Legal action will first be considered however to ensure that the Students’ Union is “responding adequately to the resolves.”

The news comes after previous announcements that the government will cut its grant to S4C by 94 per cent over four years. This has resulted in funding for the TV channel dropping from £101 million in 2010/11 to £7 million in 2014/15.

The motion also called for the Students’ Union to lend its support to subsequent campaigns including working with NUS Wales. It was noted that cuts to S4C could damage opportunities for students including scholarships, work experience, training and internships.

The vote saw only two rejection and three abstentions.

During the meetings however, concerns were raised over matters which were not discussed. According to one senator, the minutes of last year’s AGM were planned to be approved on Tuesday’s meeting but was postponed to February’s meeting to allow the audio from the event to be reviewed.

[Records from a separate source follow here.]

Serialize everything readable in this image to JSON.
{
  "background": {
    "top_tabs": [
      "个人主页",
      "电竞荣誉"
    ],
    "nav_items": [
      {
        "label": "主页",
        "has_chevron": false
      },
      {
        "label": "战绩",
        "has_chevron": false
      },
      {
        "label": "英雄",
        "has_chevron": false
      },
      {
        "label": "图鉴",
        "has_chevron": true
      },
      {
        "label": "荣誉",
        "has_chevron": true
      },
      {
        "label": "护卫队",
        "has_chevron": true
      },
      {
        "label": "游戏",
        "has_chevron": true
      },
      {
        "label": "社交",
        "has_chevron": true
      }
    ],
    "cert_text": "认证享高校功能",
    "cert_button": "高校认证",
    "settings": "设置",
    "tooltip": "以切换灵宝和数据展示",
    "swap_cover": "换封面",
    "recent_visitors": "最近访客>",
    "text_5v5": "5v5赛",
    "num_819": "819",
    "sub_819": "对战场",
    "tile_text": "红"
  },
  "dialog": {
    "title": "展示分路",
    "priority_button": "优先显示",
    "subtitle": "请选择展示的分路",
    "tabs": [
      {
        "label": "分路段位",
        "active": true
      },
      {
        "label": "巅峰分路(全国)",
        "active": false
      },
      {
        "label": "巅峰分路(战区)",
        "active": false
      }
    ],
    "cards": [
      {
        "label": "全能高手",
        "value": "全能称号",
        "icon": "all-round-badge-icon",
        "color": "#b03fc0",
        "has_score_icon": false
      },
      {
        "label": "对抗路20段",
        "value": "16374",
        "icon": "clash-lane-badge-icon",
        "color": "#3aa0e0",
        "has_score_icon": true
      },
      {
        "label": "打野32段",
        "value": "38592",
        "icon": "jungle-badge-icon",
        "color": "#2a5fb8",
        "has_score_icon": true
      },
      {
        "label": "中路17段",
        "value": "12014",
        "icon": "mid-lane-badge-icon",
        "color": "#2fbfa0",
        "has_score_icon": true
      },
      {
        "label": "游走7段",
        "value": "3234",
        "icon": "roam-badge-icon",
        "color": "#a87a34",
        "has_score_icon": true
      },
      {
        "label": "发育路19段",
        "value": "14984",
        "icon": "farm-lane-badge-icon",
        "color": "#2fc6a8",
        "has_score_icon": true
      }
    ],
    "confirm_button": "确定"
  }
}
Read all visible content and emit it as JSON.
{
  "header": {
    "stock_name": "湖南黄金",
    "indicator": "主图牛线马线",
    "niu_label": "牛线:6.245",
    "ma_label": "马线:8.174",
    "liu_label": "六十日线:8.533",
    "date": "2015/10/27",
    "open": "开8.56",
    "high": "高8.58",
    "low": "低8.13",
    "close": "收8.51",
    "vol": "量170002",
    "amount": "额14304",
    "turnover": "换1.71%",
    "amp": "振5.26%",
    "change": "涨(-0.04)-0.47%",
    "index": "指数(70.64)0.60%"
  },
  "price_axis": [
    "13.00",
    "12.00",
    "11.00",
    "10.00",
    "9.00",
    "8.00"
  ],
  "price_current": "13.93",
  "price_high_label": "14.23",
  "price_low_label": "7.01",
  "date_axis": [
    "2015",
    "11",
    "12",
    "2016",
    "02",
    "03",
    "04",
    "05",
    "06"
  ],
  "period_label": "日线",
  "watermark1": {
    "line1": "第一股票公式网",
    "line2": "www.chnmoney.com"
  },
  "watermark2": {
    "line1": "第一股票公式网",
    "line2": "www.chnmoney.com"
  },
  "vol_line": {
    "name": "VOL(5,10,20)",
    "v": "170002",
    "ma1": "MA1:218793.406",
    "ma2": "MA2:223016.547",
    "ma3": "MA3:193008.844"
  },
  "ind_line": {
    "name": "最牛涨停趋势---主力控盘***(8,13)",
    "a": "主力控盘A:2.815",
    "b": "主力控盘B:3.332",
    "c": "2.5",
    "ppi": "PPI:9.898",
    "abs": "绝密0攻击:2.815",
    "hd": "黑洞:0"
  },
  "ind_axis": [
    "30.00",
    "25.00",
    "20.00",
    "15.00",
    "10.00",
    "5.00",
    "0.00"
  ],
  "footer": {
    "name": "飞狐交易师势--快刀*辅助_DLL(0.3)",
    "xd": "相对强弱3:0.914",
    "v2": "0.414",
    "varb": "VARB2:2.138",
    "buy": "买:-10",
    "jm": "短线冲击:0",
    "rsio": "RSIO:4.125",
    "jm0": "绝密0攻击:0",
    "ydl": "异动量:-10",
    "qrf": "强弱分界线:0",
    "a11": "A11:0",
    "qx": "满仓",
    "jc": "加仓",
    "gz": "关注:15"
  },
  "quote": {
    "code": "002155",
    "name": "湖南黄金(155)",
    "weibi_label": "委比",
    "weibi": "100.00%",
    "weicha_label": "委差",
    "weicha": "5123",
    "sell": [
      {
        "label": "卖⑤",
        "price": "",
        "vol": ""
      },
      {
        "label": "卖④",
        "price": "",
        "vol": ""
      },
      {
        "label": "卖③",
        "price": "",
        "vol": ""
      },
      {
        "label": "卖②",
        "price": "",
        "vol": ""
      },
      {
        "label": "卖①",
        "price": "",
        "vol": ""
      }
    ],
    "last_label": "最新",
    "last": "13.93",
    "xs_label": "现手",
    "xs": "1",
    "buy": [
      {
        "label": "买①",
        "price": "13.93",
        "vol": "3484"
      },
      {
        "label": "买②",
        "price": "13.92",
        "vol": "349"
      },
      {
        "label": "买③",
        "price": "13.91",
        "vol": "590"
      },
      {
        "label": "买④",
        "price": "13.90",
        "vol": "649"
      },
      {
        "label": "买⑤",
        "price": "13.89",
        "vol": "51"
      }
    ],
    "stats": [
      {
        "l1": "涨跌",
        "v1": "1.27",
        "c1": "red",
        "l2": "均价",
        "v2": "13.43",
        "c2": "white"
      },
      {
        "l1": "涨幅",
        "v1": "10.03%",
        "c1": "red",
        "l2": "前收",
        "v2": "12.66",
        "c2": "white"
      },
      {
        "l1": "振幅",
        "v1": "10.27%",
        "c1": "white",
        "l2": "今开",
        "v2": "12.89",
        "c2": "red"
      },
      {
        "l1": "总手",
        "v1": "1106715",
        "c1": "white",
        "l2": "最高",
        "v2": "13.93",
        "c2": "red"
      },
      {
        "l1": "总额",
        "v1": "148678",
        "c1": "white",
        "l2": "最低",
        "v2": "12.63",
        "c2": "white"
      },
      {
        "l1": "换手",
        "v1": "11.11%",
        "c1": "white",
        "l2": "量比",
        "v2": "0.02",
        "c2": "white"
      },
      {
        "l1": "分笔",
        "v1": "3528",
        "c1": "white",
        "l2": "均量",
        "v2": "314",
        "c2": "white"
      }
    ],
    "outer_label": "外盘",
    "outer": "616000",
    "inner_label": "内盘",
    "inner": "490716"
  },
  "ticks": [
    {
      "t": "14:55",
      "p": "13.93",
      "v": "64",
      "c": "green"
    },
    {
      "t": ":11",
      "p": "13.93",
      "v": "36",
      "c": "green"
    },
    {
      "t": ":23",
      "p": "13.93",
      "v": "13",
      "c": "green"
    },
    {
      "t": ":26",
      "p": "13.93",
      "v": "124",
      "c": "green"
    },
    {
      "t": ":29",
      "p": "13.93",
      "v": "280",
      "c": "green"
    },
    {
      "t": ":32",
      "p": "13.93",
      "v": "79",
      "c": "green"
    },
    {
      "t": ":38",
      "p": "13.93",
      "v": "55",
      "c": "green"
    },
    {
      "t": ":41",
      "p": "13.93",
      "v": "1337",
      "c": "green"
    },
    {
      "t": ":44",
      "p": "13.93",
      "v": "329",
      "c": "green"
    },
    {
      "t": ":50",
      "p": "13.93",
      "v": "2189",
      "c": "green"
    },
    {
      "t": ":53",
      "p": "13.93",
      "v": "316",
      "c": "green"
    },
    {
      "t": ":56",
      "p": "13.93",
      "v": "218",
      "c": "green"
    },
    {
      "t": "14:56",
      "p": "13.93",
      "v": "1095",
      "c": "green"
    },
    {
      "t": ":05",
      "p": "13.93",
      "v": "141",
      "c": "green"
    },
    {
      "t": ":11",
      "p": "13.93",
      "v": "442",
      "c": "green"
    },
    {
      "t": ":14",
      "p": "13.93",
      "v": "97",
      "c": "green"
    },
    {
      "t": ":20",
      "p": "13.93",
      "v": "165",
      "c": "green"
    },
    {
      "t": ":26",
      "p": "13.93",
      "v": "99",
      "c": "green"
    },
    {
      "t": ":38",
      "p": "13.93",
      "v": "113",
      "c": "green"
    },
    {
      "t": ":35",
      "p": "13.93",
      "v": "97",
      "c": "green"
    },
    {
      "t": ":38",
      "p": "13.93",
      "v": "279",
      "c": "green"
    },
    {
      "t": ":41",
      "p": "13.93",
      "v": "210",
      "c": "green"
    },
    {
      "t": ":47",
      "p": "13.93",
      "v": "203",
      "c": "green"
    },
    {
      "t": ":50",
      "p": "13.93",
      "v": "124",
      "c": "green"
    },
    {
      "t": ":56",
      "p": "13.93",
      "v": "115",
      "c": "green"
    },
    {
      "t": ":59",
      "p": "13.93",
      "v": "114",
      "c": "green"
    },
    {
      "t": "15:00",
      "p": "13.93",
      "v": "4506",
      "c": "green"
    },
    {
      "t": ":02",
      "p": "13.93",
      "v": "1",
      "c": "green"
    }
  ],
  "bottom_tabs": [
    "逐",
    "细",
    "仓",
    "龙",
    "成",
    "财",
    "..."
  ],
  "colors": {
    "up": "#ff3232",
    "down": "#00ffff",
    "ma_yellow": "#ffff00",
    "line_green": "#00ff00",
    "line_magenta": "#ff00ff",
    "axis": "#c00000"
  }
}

Talking to Gair Rhydd, Students’ Union President Claire Blakeway explained that the Senate will be presented with the minutes once the audio version is revisited and any corrections made.

In a more concerning development, plans to discuss lapsing policies were also neglected. As policies expire every three years, the student senate currently hold responsibility for renewing commitments previously made by the governing body. However, this was not done in this month’s meeting.

This was later justified by Students’ Union President, who explained that this was caused in part by staff changes.

She explained: “In light of staff changes during the summer, we are aware of a number of activities in relation to Student Senate that need to be improved. As members of the new team settle in, this will occur and we are settling plans to continue its development.”

The next Student Senate will be held on Tuesday, February 2nd in the Students’ Union.